It’s tempting to cram a few extra hours of studying in before your big test, but giving yourself plenty of time to rest up is a much smarter move. You want to walk into that room feeling confident and prepared, not tired and run down. Even if you think you can ace a code test without breaking a sweat, allow yourself time for relaxation before taking your exam. When you’re well rested and feeling good about your knowledge base, any new coding skills or concepts will come easier than ever. Just be sure to avoid pulling an all-nighter—even one night of poor sleep can lead to brain fog during testing, which means less focus on solving problems and more time spent trying to remember what you studied. This post was written by Joe Grant who is currently working as an intern at VirtualLogix. Joe loves computers and technology because it makes our lives so much easier! He’s always looking for ways technology can be implemented in his everyday life. When he isn’t exploring new tech, you’ll find him hiking with friends or playing sports like volleyball and basketball.
9) Don’t Take It Too Seriously
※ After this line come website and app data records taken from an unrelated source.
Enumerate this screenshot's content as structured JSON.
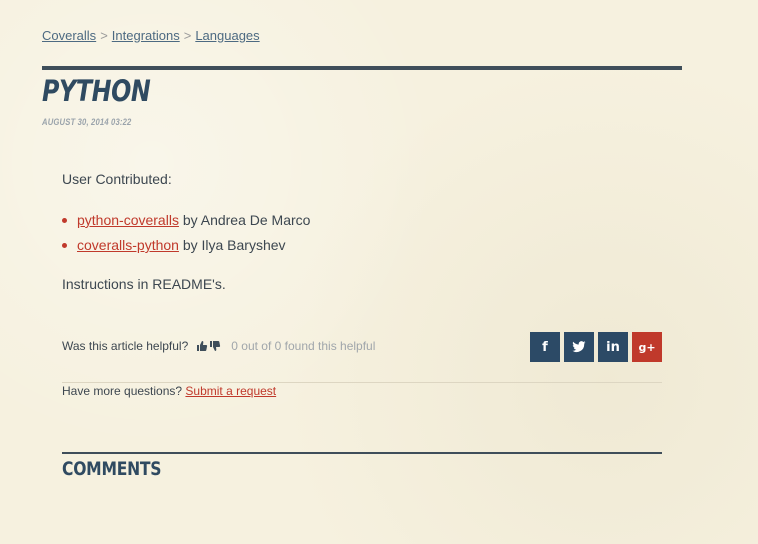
{
  "breadcrumb": {
    "items": [
      "Coveralls",
      "Integrations",
      "Languages"
    ],
    "separator": ">"
  },
  "article": {
    "title": "PYTHON",
    "date": "AUGUST 30, 2014 03:22",
    "intro": "User Contributed:",
    "contributions": [
      {
        "link": "python-coveralls",
        "author_text": "by Andrea De Marco"
      },
      {
        "link": "coveralls-python",
        "author_text": "by Ilya Baryshev"
      }
    ],
    "instructions": "Instructions in README's."
  },
  "vote": {
    "question": "Was this article helpful?",
    "count_text": "0 out of 0 found this helpful",
    "icons": [
      "thumbs-up-icon",
      "thumbs-down-icon"
    ]
  },
  "share": {
    "buttons": [
      {
        "name": "facebook",
        "glyph": "f"
      },
      {
        "name": "twitter",
        "glyph": "t"
      },
      {
        "name": "linkedin",
        "glyph": "in"
      },
      {
        "name": "google-plus",
        "glyph": "g+"
      }
    ],
    "colors": {
      "dark": "#2c4a66",
      "accent": "#c0392b"
    }
  },
  "help": {
    "text": "Have more questions?",
    "link": "Submit a request"
  },
  "comments": {
    "heading": "COMMENTS"
  },
  "theme": {
    "background": "#f6f1df",
    "heading": "#2f4a61",
    "link": "#c0392b"
  }
}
A coding test may seem like a lot of pressure, but there’s a good chance you’re only as good as your most recent test. Put simply, if you get an A on your last test, odds are you’ll do well on this one too. Think of it as just another part of getting hired—you wouldn’t worry about a job interview because you already have a job. The same should go for your coding tests. Don’t stress out about them, and focus on being yourself and having fun with it. If something comes up that seems difficult or frustrating during an interview or testing period—don’t panic! You’ll be fine. It’s all part of becoming a coder. Just take it easy and try to enjoy yourself. Practice makes perfect. When someone says practice makes perfect, they’re not kidding around. Practicing regularly is essential to doing well on a coding test (or any kind of exam). This means more than just memorizing what you need to know: practice actually makes permanent changes in your brain, so regular practice is especially important when preparing for big exams such as interviews and coding tests. Practice doesn’t necessarily mean sitting down at home by yourself; ask friends or classmates if they want to help each other learn the material through group study sessions. Plus, it’s easier than ever before to find free online resources these days!
10) Enjoy Yourself!
It is important to stay calm and relaxed during a coding test. You will have time before and after each problem, so feel free to take breaks whenever you need. If you are feeling anxious or nervous, just slow down and take your time with each question. It is easy to go too fast in these types of situations, which can cause unnecessary mistakes that cost valuable points. An important thing to remember about coding tests is that they measure your knowledge, not your ability. Thus it’s ok if you don’t finish all questions on time as long as you get most of them right! The more problems you solve correctly, the better your chance of getting an offer. So do your best and enjoy yourself! There is no penalty for guessing, so if you aren’t sure about something, choose whatever answer seems reasonable at first glance. As long as you’ve done enough practice and studied hard, you should be able to eliminate some options through the process of elimination. Also, look out for patterns – if one answer seems correct every time then there’s a good chance it might be true! If you are interested to learn new coding skills, the Entri app will help you to acquire them very easily. Entri app is following a structural study plan so that the students can learn very easily. If you don’t have a coding background, it won’t be any problem. You can download the Entri app from the google play store and enroll in your favorite course.